By Chuck Reherman
A sport started in South America is starting to sweep Oklahoma and the United States.
The sport of futsal, an indoor version of soccer, is growing and Oklahomans have a chance to be a part of it.
Yukon High School head girls soccer coach Steve Scott is a big proponent of the sport and has been named as the Southwest Regional Director.YHS assistant coach, Tony Willitts, has also been selected as the commission of the sport in Oklahoma.
Futsal in a game played indoors and is a variant of association football played on a hard court, smaller than a football (soccer) pitch, and mainly indoors. It can be considered a version of five-a-side football.
Futsal is played between two teams of five players each, one of whom is the goalkeeper. Unlimited substitutions are permitted. Unlike some other forms of indoor soccer, the game is played on a hard court surface delimited by lines; walls or boards are not used. Futsal is also played with a smaller, harder, low-bounce ball.
The surface, ball, and rules together favor ball control and passing in small spaces. The emphasis is on improvisation, creativity and technique.
Futsal started in 1930 when Juan Carlos Ceriani, a teacher in Montevideo, Uruguay, created a version of indoor soccer for recreation in YMCAs.This new sport was originally developed for playing on basketball courts and a rule book was published in September 1933.
His goal was to create a team game that could be played indoor or outdoor but that was similar to football, which became quite popular there after Uruguay won the 1930 World Cup and gold medals in the 1924 and 1928 Summer Olympics.
Ceriani, writing the rule book, took as examples the principles of football (the possibility to touch the ball with every part of the body except for the hands), and he took rules from other sports too: from basketball the number of team players (five) and the game duration (40 actual minutes) from water polo the rules about the goalkeeper; from team handball for the field and goal sizes.
The YMCA spread the game immediately throughout South America. It was easily played by everyone, everywhere, and in any weather condition, without any difficulty, helping players to stay in shape all year round.
“There were a group of guys that met last January from all over the country at the United Soccer Coaches national convention and formed the AMFUSA executive board. In May, the group traveled to Paraguay to the AMF World Congress to the official affiliation to operate and grow the game of futsal in America.
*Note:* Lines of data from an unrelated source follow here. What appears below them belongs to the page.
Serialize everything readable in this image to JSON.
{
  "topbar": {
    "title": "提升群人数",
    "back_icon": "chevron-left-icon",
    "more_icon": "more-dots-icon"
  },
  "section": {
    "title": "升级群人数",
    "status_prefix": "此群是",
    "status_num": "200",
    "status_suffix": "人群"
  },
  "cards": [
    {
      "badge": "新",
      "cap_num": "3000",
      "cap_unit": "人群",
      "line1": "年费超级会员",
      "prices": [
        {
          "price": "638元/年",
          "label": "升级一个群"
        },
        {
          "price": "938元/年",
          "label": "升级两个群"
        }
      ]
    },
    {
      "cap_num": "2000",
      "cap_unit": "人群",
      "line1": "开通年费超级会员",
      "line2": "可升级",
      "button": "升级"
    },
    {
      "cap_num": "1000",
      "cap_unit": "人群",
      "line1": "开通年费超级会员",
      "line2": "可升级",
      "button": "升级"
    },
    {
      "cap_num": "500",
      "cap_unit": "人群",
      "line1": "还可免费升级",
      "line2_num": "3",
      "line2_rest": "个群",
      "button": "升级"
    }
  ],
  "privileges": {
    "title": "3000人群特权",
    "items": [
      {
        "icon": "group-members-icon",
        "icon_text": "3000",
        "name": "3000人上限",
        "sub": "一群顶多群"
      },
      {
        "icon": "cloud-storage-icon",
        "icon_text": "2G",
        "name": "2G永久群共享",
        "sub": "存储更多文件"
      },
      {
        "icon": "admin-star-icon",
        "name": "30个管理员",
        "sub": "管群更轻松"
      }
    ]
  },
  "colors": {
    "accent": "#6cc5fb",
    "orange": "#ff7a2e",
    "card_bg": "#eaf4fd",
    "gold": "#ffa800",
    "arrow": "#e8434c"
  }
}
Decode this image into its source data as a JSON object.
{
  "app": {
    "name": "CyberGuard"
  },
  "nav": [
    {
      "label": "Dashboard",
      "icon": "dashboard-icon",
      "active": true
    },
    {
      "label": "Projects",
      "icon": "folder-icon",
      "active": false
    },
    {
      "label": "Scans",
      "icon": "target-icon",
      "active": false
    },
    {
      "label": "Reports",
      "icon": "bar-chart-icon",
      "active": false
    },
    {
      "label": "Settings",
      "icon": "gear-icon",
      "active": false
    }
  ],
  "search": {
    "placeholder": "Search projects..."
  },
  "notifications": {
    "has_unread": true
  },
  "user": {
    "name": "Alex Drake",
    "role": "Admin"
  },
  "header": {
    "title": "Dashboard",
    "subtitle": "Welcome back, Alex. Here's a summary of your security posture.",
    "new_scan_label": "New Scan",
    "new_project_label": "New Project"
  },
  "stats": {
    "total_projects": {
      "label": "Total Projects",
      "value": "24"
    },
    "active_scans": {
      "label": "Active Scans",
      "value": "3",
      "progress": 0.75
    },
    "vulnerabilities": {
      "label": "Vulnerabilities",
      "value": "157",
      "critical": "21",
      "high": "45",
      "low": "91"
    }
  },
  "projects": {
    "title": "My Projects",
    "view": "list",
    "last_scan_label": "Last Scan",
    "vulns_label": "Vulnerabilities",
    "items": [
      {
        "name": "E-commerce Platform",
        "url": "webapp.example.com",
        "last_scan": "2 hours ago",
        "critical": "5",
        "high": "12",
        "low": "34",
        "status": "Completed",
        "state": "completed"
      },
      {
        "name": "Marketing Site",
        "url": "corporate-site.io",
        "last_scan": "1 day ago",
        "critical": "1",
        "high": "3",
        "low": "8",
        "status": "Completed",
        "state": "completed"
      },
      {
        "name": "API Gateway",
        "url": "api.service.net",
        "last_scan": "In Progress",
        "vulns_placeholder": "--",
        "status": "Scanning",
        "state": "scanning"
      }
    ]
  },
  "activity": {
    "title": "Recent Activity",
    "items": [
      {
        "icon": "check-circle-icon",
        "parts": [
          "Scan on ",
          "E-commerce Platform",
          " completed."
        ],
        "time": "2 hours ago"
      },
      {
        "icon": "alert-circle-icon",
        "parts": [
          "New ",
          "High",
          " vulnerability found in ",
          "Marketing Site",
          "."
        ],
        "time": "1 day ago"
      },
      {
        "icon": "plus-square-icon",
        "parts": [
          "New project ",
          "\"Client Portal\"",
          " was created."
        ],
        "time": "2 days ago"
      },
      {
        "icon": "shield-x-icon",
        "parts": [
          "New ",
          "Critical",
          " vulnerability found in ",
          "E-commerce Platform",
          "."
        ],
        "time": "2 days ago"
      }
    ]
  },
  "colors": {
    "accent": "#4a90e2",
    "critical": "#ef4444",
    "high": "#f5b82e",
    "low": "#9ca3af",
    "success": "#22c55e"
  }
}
“So know they are creating the sport of futsal in America,” he added. “I had been talking to Paul LaPointe and then Mark Brown and Zane Cook, the AMF president. So that is how I got into the role of being the Southwest Region Director.
“I manage and run and help grow the sport in all the state over the southwest region,” he added. “I have focused on Oklahoma first and getting it going and will continue to move from state to state. My assistant coach this next year, Tony is the Oklahoma commissioner and through that we will be out growing the game. There are already some existing, but we will be looking to grow more.”
Scott sees the sport to be fast growing since communities on Oklahoma already have the facilities (gymnasiums) and will also be a great way to stay in condition for soccer players during their off-season.
“It is designed to play indoors and is a highly skillful game,” Scott said. “It is a different game, it gets high paced and very skill driven. It is a sport among itself, but it does help soccer.
“The AMF is pushing to get futsal in the Olympics in 2026, but needs 30 countries to compete in the sport and right now there are 26,” he said.
There will be a combine in Norman for players to earn a spot on Team USA Futsal July 27-28. There is a C20 category (15-20 years old) and open men’s and women’s team and a division 10-14.
The C20 and men’s and women’s combines are July 27 from 7-10 p.m. at the OK Premier Sports Complex in Norman.
The 10-14 division is July 28 from 8 a,m, until 10 a.m. A second combined (invitation only) is set for 11 a.m. to 2 p.m. in the category 20 and men’s and women’s. The registration for the youth division is $50 and for the C20 and men’s and women’s is $100.
Selected players will begin training for the schedule World Cup tournaments.
A national tournament is also set for Aug. 2-5 in Salt Lake City. The tournament is open for all age teams.
“We will start working on putting teams together in all age groups, but not to take place of any soccer,” Scott said. “We will work in conjunction with the soccer seasons, there are other options around that and we have people working on different areas of the city to have teams popping up all over the metro.
“It is not just about us here (in Yukon), but the whole metro and we do have people working on the east side of the state.”
By Chuck Reherman